In this talk, we discuss some aspects of human-sensor networks by focusing on some specific problems that include collaborative human decision making, decision fusion in integrated human-machine networks, prospect theoretic human decision making in multi-agent systems and portfolio theory-based resource management. In each case, we aim to optimize the system performance based on appropriate modeling of the human behavior. We also provide a summary of current challenges and research directions related to this problem domain.
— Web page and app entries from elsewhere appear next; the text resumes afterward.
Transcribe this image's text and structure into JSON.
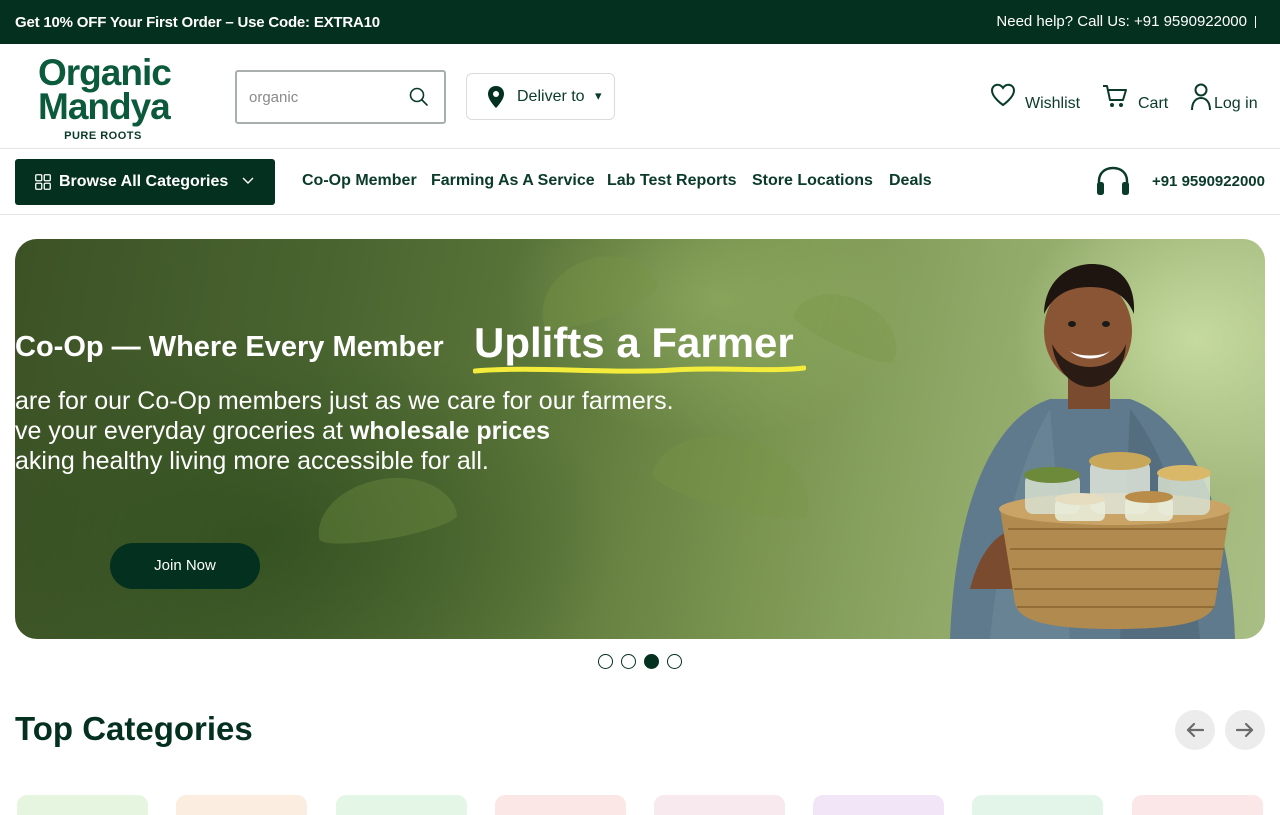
{
  "topbar": {
    "promo": "Get 10% OFF Your First Order – Use Code: EXTRA10",
    "help": "Need help? Call Us: +91 9590922000"
  },
  "logo": {
    "line1": "Organic",
    "line2": "Mandya",
    "tagline": "PURE ROOTS"
  },
  "search": {
    "placeholder": "organic"
  },
  "deliver": {
    "label": "Deliver to",
    "caret": "▾"
  },
  "header_links": {
    "wishlist": "Wishlist",
    "cart": "Cart",
    "login": "Log in"
  },
  "nav": {
    "browse_label": "Browse All Categories",
    "items": [
      "Co-Op Member",
      "Farming As A Service",
      "Lab Test Reports",
      "Store Locations",
      "Deals"
    ],
    "phone": "+91 9590922000"
  },
  "hero": {
    "heading_lead": "Co-Op — Where Every Member",
    "heading_emph": "Uplifts a Farmer",
    "line1": "are for our Co-Op members just as we care for our farmers.",
    "line2_pre": "ve your everyday groceries at ",
    "line2_bold": "wholesale prices",
    "line3": "aking healthy living more accessible for all.",
    "cta": "Join Now",
    "highlight_color": "#f4ec3a"
  },
  "carousel": {
    "slides": 4,
    "active_index": 2
  },
  "sections": {
    "top_categories": "Top Categories"
  },
  "category_card_colors": [
    "#e6f5e0",
    "#fbeee0",
    "#e4f6e6",
    "#fbe7e6",
    "#f8e9ef",
    "#f3e5f8",
    "#e3f4e8",
    "#fbe6e8"
  ],
  "colors": {
    "brand_dark": "#04301f",
    "brand_green": "#0c5a3c"
  }
}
Bio: Pramod K. Varshney was born in Allahabad, India, in 1952. He received the B.S. degree in electrical engineering and computer science (with highest honors), and the M.S. and Ph.D. degrees in electrical engineering from the University of Illinois at Urbana-Champaign in 1972, 1974, and 1976 respectively. Since 1976 he has been with Syracuse University, Syracuse, NY where he is currently a Distinguished Professor of Electrical Engineering and Computer Science. His current research interests are in distributed sensor networks and data fusion, detection and estimation theory, wireless communications, machine learning, AI and radar.

Dr. Varshney was the recipient of the 1981 ASEE Dow Outstanding Young Faculty Award. He was elected to the grade of Fellow of the IEEE in 1997 for his contributions in the area of distributed detection and data fusion. In 2000, he received the Third Millennium Medal from the IEEE and Chancellor’s Citation for exceptional academic achievement at Syracuse University. He is the recipient of the IEEE 2012 Judith A. Resnik Award. He received an honorary Doctor of Engineering degree from Drexel University in 2014, ECE Distinguished Alumni Award from UIUC in 2015, the Yaakov Bar-Shalom Award for Lifetime Excellence in Information Fusion, ISIF in 2018, the Claude Shannon-Harry Nyquist Technical Achievement Award from the IEEE Signal Processing Society, the Pioneer Award from the IEEE Aerospace and Electronic Society in 2021, and Syracuse University Chancellor’s Lifetime Achievement Award in 2023.